The special courts have uniformly ruled that the retention election system does not violate the state's current constitutional provision. Hooker, who is on the ballot as an independent candidate for governor this year and who was the Democratic nominee for governor in 1970 and 1994, says those rulings in conjunction with the Legislature-approved statutes constitute "the greatest fraud that has ever been perpetuated on the people of Tennessee by those who are supposed to represent them and have taken an oath to follow our state constitution."

Article VI, Section 3 of the state Constitution, a provision dating to 1870, now says that Supreme Court judges "shall be elected by the qualified voters of the state." That would be repealed by Amendment 2 and replaced by a clear authorization for gubernatorial appointment -- with legislative confirmation -- and retention elections.
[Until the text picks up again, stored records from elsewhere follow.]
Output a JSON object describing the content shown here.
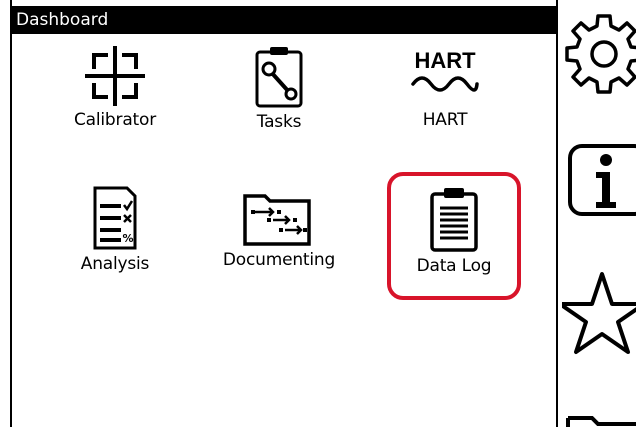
{
  "titlebar": {
    "title": "Dashboard"
  },
  "apps": [
    {
      "label": "Calibrator",
      "icon": "crosshair-icon"
    },
    {
      "label": "Tasks",
      "icon": "clipboard-wrench-icon"
    },
    {
      "label": "HART",
      "icon": "hart-wave-icon",
      "icon_text": "HART"
    },
    {
      "label": "Analysis",
      "icon": "analysis-list-icon"
    },
    {
      "label": "Documenting",
      "icon": "folder-flow-icon"
    },
    {
      "label": "Data Log",
      "icon": "clipboard-list-icon",
      "selected": true
    }
  ],
  "sidebar": [
    {
      "icon": "gear-icon"
    },
    {
      "icon": "info-icon"
    },
    {
      "icon": "star-icon"
    },
    {
      "icon": "folder-icon"
    }
  ],
  "colors": {
    "selection": "#d8142a",
    "titlebar_bg": "#000000",
    "titlebar_text": "#ffffff"
  }
}
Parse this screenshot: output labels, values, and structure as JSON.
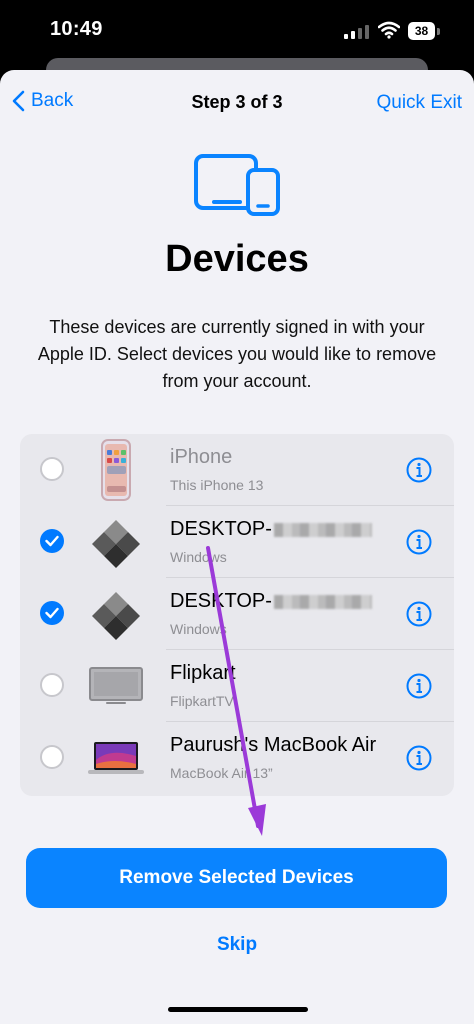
{
  "status_bar": {
    "time": "10:49",
    "battery": "38"
  },
  "nav": {
    "back_label": "Back",
    "title": "Step 3 of 3",
    "exit_label": "Quick Exit"
  },
  "heading": "Devices",
  "description": "These devices are currently signed in with your Apple ID. Select devices you would like to remove from your account.",
  "devices": [
    {
      "name": "iPhone",
      "subtitle": "This iPhone 13",
      "selected": false,
      "icon": "iphone-icon"
    },
    {
      "name": "DESKTOP-",
      "subtitle": "Windows",
      "selected": true,
      "icon": "windows-icon"
    },
    {
      "name": "DESKTOP-",
      "subtitle": "Windows",
      "selected": true,
      "icon": "windows-icon"
    },
    {
      "name": "Flipkart",
      "subtitle": "FlipkartTV",
      "selected": false,
      "icon": "tv-icon"
    },
    {
      "name": "Paurush's MacBook Air",
      "subtitle": "MacBook Air 13”",
      "selected": false,
      "icon": "macbook-icon"
    }
  ],
  "primary_button": "Remove Selected Devices",
  "skip_label": "Skip",
  "colors": {
    "accent": "#007aff",
    "button": "#0a84ff",
    "annotation_arrow": "#9b3ad8"
  }
}
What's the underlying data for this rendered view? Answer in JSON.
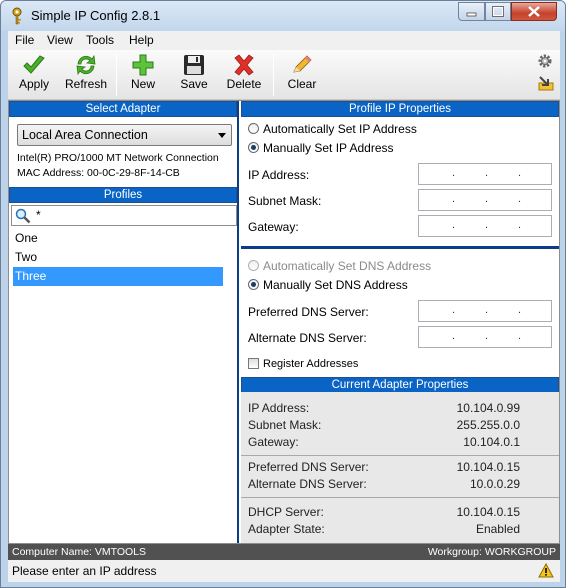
{
  "window": {
    "title": "Simple IP Config 2.8.1",
    "controls": [
      "minimize",
      "maximize",
      "close"
    ]
  },
  "menu": [
    "File",
    "View",
    "Tools",
    "Help"
  ],
  "toolbar": {
    "apply": {
      "label": "Apply",
      "icon": "checkmark-icon"
    },
    "refresh": {
      "label": "Refresh",
      "icon": "refresh-icon"
    },
    "new": {
      "label": "New",
      "icon": "plus-icon"
    },
    "save": {
      "label": "Save",
      "icon": "floppy-icon"
    },
    "delete": {
      "label": "Delete",
      "icon": "x-icon"
    },
    "clear": {
      "label": "Clear",
      "icon": "pencil-icon"
    }
  },
  "select_adapter": {
    "header": "Select Adapter",
    "selected": "Local Area Connection",
    "description": "Intel(R) PRO/1000 MT Network Connection",
    "mac": "MAC Address: 00-0C-29-8F-14-CB"
  },
  "profiles": {
    "header": "Profiles",
    "search_value": "*",
    "items": [
      {
        "label": "One",
        "selected": false
      },
      {
        "label": "Two",
        "selected": false
      },
      {
        "label": "Three",
        "selected": true
      }
    ]
  },
  "profile_ip": {
    "header": "Profile IP Properties",
    "auto_ip": "Automatically Set IP Address",
    "manual_ip": "Manually Set IP Address",
    "ip_label": "IP Address:",
    "subnet_label": "Subnet Mask:",
    "gateway_label": "Gateway:",
    "ip_placeholder": ".     .     .",
    "auto_dns": "Automatically Set DNS Address",
    "manual_dns": "Manually Set DNS Address",
    "pref_dns_label": "Preferred DNS Server:",
    "alt_dns_label": "Alternate DNS Server:",
    "register": "Register Addresses"
  },
  "current": {
    "header": "Current Adapter Properties",
    "ip_label": "IP Address:",
    "ip": "10.104.0.99",
    "subnet_label": "Subnet Mask:",
    "subnet": "255.255.0.0",
    "gateway_label": "Gateway:",
    "gateway": "10.104.0.1",
    "pref_dns_label": "Preferred DNS Server:",
    "pref_dns": "10.104.0.15",
    "alt_dns_label": "Alternate DNS Server:",
    "alt_dns": "10.0.0.29",
    "dhcp_label": "DHCP Server:",
    "dhcp": "10.104.0.15",
    "state_label": "Adapter State:",
    "state": "Enabled"
  },
  "footer": {
    "computer": "Computer Name: VMTOOLS",
    "workgroup": "Workgroup: WORKGROUP",
    "status": "Please enter an IP address"
  }
}
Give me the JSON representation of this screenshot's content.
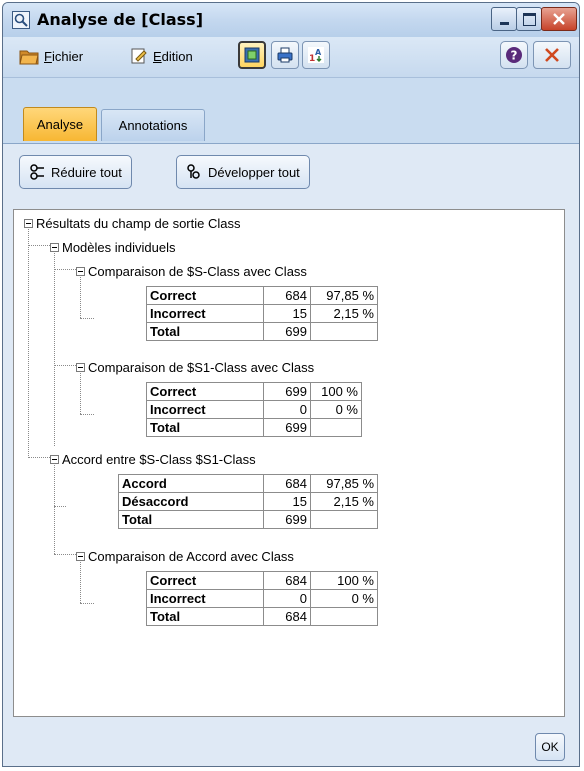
{
  "window": {
    "title": "Analyse de [Class]",
    "icons": {
      "title": "analysis-icon",
      "minimize": "minimize-icon",
      "maximize": "maximize-icon",
      "close": "close-icon"
    }
  },
  "menu": {
    "file": "Fichier",
    "edit": "Edition",
    "tools": [
      "generate-icon",
      "print-icon",
      "export-icon"
    ],
    "help_icon": "help-icon",
    "close_icon": "close-icon"
  },
  "tabs": [
    {
      "label": "Analyse",
      "active": true
    },
    {
      "label": "Annotations",
      "active": false
    }
  ],
  "commands": {
    "collapse": "Réduire tout",
    "expand": "Développer tout"
  },
  "tree": {
    "root": "Résultats du champ de sortie Class",
    "individual": "Modèles individuels",
    "comp1": {
      "title": "Comparaison de $S-Class avec Class",
      "rows": [
        {
          "label": "Correct",
          "count": "684",
          "pct": "97,85 %"
        },
        {
          "label": "Incorrect",
          "count": "15",
          "pct": "2,15 %"
        },
        {
          "label": "Total",
          "count": "699",
          "pct": ""
        }
      ]
    },
    "comp2": {
      "title": "Comparaison de $S1-Class avec Class",
      "rows": [
        {
          "label": "Correct",
          "count": "699",
          "pct": "100 %"
        },
        {
          "label": "Incorrect",
          "count": "0",
          "pct": "0 %"
        },
        {
          "label": "Total",
          "count": "699",
          "pct": ""
        }
      ]
    },
    "agreement": {
      "title": "Accord entre  $S-Class $S1-Class",
      "rows": [
        {
          "label": "Accord",
          "count": "684",
          "pct": "97,85 %"
        },
        {
          "label": "Désaccord",
          "count": "15",
          "pct": "2,15 %"
        },
        {
          "label": "Total",
          "count": "699",
          "pct": ""
        }
      ]
    },
    "comp3": {
      "title": "Comparaison de Accord avec Class",
      "rows": [
        {
          "label": "Correct",
          "count": "684",
          "pct": "100 %"
        },
        {
          "label": "Incorrect",
          "count": "0",
          "pct": "0 %"
        },
        {
          "label": "Total",
          "count": "684",
          "pct": ""
        }
      ]
    }
  },
  "ok": "OK",
  "colors": {
    "accent_tab": "#f7b733",
    "frame": "#c9dcf0"
  }
}
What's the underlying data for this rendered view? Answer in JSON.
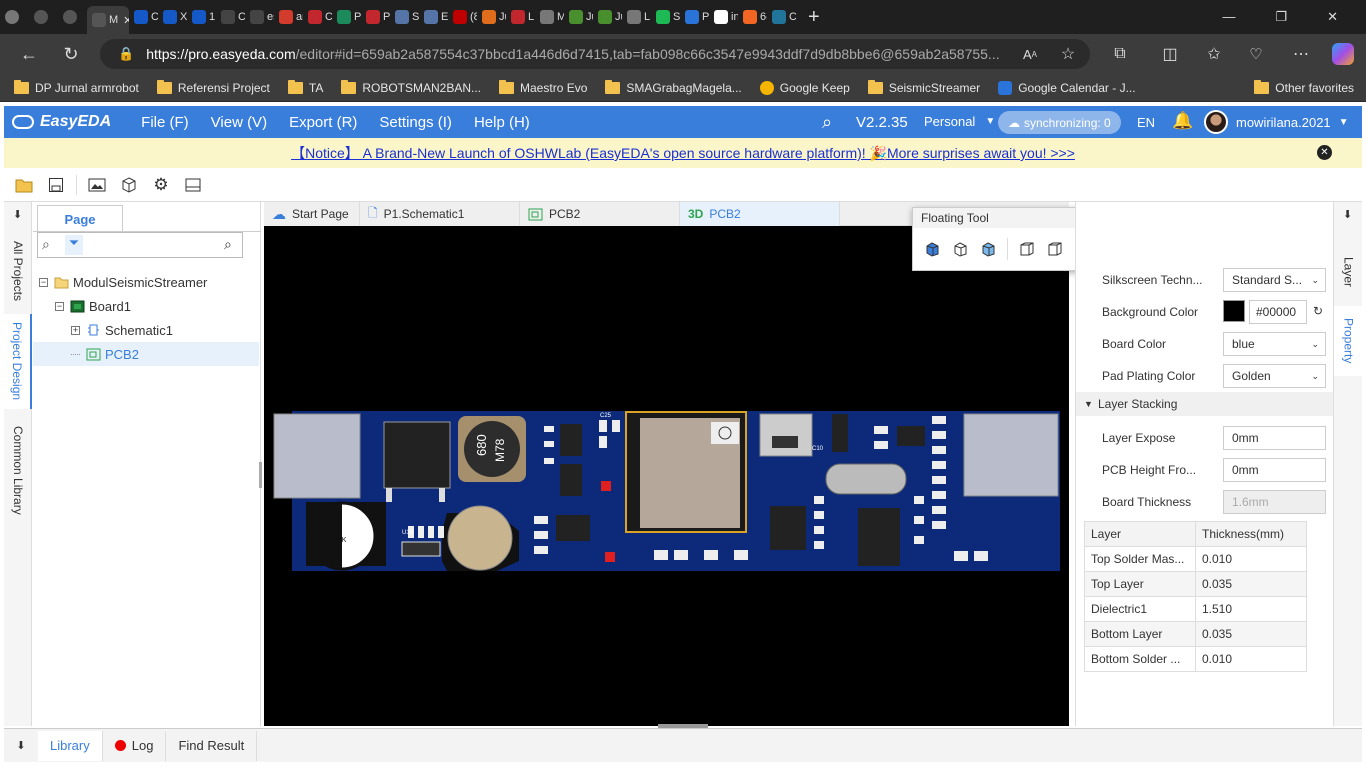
{
  "browser": {
    "tabs": [
      {
        "label": "",
        "icon": "profile-icon",
        "color": "#777777"
      },
      {
        "label": "",
        "icon": "workspaces-icon",
        "color": "#555555"
      },
      {
        "label": "",
        "icon": "tab-actions-icon",
        "color": "#555555"
      },
      {
        "label": "M",
        "icon": "easyeda-icon",
        "color": "#555555",
        "active": true
      },
      {
        "label": "Cl",
        "icon": "lcsc-icon",
        "color": "#1559c8"
      },
      {
        "label": "Xl",
        "icon": "lcsc-icon",
        "color": "#1559c8"
      },
      {
        "label": "1N",
        "icon": "lcsc-icon",
        "color": "#1559c8"
      },
      {
        "label": "Cl",
        "icon": "openai-icon",
        "color": "#444444"
      },
      {
        "label": "es",
        "icon": "document-icon",
        "color": "#444444"
      },
      {
        "label": "ar",
        "icon": "red-circle-icon",
        "color": "#d33b2c"
      },
      {
        "label": "Cl",
        "icon": "pdf-icon",
        "color": "#c2272d"
      },
      {
        "label": "PC",
        "icon": "eda-icon",
        "color": "#1d8a5b"
      },
      {
        "label": "PC",
        "icon": "pdf-icon",
        "color": "#c2272d"
      },
      {
        "label": "Se",
        "icon": "cloud-icon",
        "color": "#5575a8"
      },
      {
        "label": "Ea",
        "icon": "cloud-icon",
        "color": "#5575a8"
      },
      {
        "label": "(8",
        "icon": "youtube-icon",
        "color": "#c00000"
      },
      {
        "label": "Ju",
        "icon": "orange-icon",
        "color": "#e06d1c"
      },
      {
        "label": "LI",
        "icon": "pdf-icon",
        "color": "#c2272d"
      },
      {
        "label": "M",
        "icon": "gear-tab-icon",
        "color": "#777777"
      },
      {
        "label": "Ju",
        "icon": "owl-icon",
        "color": "#4a8f2e"
      },
      {
        "label": "Ju",
        "icon": "owl-icon",
        "color": "#4a8f2e"
      },
      {
        "label": "LI",
        "icon": "lines-icon",
        "color": "#777777"
      },
      {
        "label": "Sp",
        "icon": "spotify-icon",
        "color": "#1db954"
      },
      {
        "label": "PC",
        "icon": "jlc-icon",
        "color": "#2a73d8"
      },
      {
        "label": "in",
        "icon": "google-icon",
        "color": "#ffffff"
      },
      {
        "label": "6(",
        "icon": "s-icon",
        "color": "#f26522"
      },
      {
        "label": "Cl",
        "icon": "wordpress-icon",
        "color": "#21759b"
      }
    ],
    "url_host": "https://pro.easyeda.com",
    "url_rest": "/editor#id=659ab2a587554c37bbcd1a446d6d7415,tab=fab098c66c3547e9943ddf7d9db8bbe6@659ab2a58755...",
    "bookmarks": [
      {
        "label": "DP Jurnal armrobot",
        "icon": "folder-icon"
      },
      {
        "label": "Referensi Project",
        "icon": "folder-icon"
      },
      {
        "label": "TA",
        "icon": "folder-icon"
      },
      {
        "label": "ROBOTSMAN2BAN...",
        "icon": "folder-icon"
      },
      {
        "label": "Maestro Evo",
        "icon": "folder-icon"
      },
      {
        "label": "SMAGrabagMagela...",
        "icon": "folder-icon"
      },
      {
        "label": "Google Keep",
        "icon": "keep-icon"
      },
      {
        "label": "SeismicStreamer",
        "icon": "folder-icon"
      },
      {
        "label": "Google Calendar - J...",
        "icon": "calendar-icon"
      }
    ],
    "other_favorites": "Other favorites"
  },
  "app": {
    "logo": "EasyEDA",
    "menus": [
      "File (F)",
      "View (V)",
      "Export (R)",
      "Settings (I)",
      "Help (H)"
    ],
    "version": "V2.2.35",
    "workspace": "Personal",
    "sync": "synchronizing: 0",
    "language": "EN",
    "user": "mowirilana.2021",
    "accent": "#3a7edc"
  },
  "notice": {
    "text": "【Notice】 A Brand-New Launch of OSHWLab (EasyEDA's open source hardware platform)! 🎉More surprises await you! >>>"
  },
  "left_tabs": [
    "All Projects",
    "Project Design",
    "Common Library"
  ],
  "left_panel": {
    "page_tab": "Page",
    "search_placeholder": "",
    "tree": [
      {
        "label": "ModulSeismicStreamer",
        "level": 0,
        "icon": "folder-icon",
        "expander": "⊟"
      },
      {
        "label": "Board1",
        "level": 1,
        "icon": "board-icon",
        "expander": "⊟"
      },
      {
        "label": "Schematic1",
        "level": 2,
        "icon": "schematic-icon",
        "expander": "⊞"
      },
      {
        "label": "PCB2",
        "level": 2,
        "icon": "pcb-icon",
        "expander": "",
        "selected": true
      }
    ]
  },
  "doc_tabs": [
    {
      "label": "Start Page",
      "icon": "cloud-icon"
    },
    {
      "label": "P1.Schematic1",
      "icon": "document-icon"
    },
    {
      "label": "PCB2",
      "icon": "pcb-icon"
    },
    {
      "label": "PCB2",
      "icon": "3d-icon",
      "prefix": "3D",
      "active": true
    }
  ],
  "floating_tool": {
    "title": "Floating Tool"
  },
  "properties": {
    "silkscreen_label": "Silkscreen Techn...",
    "silkscreen_value": "Standard S...",
    "bg_label": "Background Color",
    "bg_value": "#00000",
    "bg_color": "#000000",
    "board_color_label": "Board Color",
    "board_color_value": "blue",
    "pad_label": "Pad Plating Color",
    "pad_value": "Golden",
    "stacking_header": "Layer Stacking",
    "layer_expose_label": "Layer Expose",
    "layer_expose_value": "0mm",
    "pcb_height_label": "PCB Height Fro...",
    "pcb_height_value": "0mm",
    "thickness_label": "Board Thickness",
    "thickness_value": "1.6mm",
    "table_headers": [
      "Layer",
      "Thickness(mm)"
    ],
    "table_rows": [
      [
        "Top Solder Mas...",
        "0.010"
      ],
      [
        "Top Layer",
        "0.035"
      ],
      [
        "Dielectric1",
        "1.510"
      ],
      [
        "Bottom Layer",
        "0.035"
      ],
      [
        "Bottom Solder ...",
        "0.010"
      ]
    ]
  },
  "right_tabs": [
    "Layer",
    "Property"
  ],
  "bottom_tabs": [
    "Library",
    "Log",
    "Find Result"
  ],
  "pcb": {
    "labels": [
      "680",
      "M78",
      "YCK",
      "U14",
      "C25",
      "C10"
    ]
  }
}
John Avery Emison, state coordinator of Vote No on 2, echoes Hooker's sentiments. Amendment 2, he said in an interview, effectively asks that voters "provide political cover for a system that almost everybody knows is unconstitutional right now" and surrender their voting rights to the governor.

Some supporters of Amendment 2 -- notably including Ramsey -- agree that the present system appears to violate the current constitution's mandate for choosing judges by a straightforward contested election despite all the special Supreme Court opinions. The proposed amendment, they say, provides a constitutionally approved method for putting into place a better system of distancing judges from political fundraising and becoming beholden to donors when making legal decisions.


But while proponents of Amendment 2 contend passage will ensure non-partisanship and independence of the judiciary, Emison argues that recent developments illustrate the opposite is true. In the August retention election, partisanship was injected along with "all the special interest money" -- from both inside and outside the state -- that proponents of the amendment proclaim a danger in contested judicial elections, he said.

Amendment 2 critics also say the Supreme Court's post-election decision to jettison Democratic Attorney General Bob Cooper and replace him with Republican Herbert Slatery, Haslam's legal counsel, has strong political overtones, undermining the argument that the present system promotes judicial bipartisanship and independence. State House Democratic Leader Craig Fitzhugh, while saying he has committed to backing Amendment 2 and stands by that decision, thinks the rejection of Cooper "simply because he is a Democrat" has created misgivings.

Not so, said Justice Bivins in a brief interview last week. The August retention election, he said, showed that voters overall reject a push to make partisanship an issue and further illustrated that retention elections are a valid exercise of voter rights. As for the collective spending of well over $1 million by both sides in the retention campaign, Bivins said that "is a microcosm of what would happen if we went to direct partisan races." Such contested statewide elections, could easily reach the $8 million to $10 million range, he said.

U.S. Sen. Lamar Alexander has spent more than $6 million in his statewide Republican primary election campaign this year with the general election campaign still underway.

Bivins also said the selection of Slatery as attorney general also showed three identifiable Democrats and two identifiable Republicans uniting behind a single candidate and, "That sounds about as bipartisan as you can get to me."

While approval of the amendment would resolve a long-running dispute, defeat would continue it.

Emison said legislators should feel obliged to restore contested elections for appellate judges if the amendment loses. But he noted that voters in 1978 rejected a similar constitutional amendment proposal and the Legislature nonetheless continued to keep the gubernatorial appointment system in place.

Tom Humphrey is retired News Sentinel Nashville bureau chief and a freelance contributor.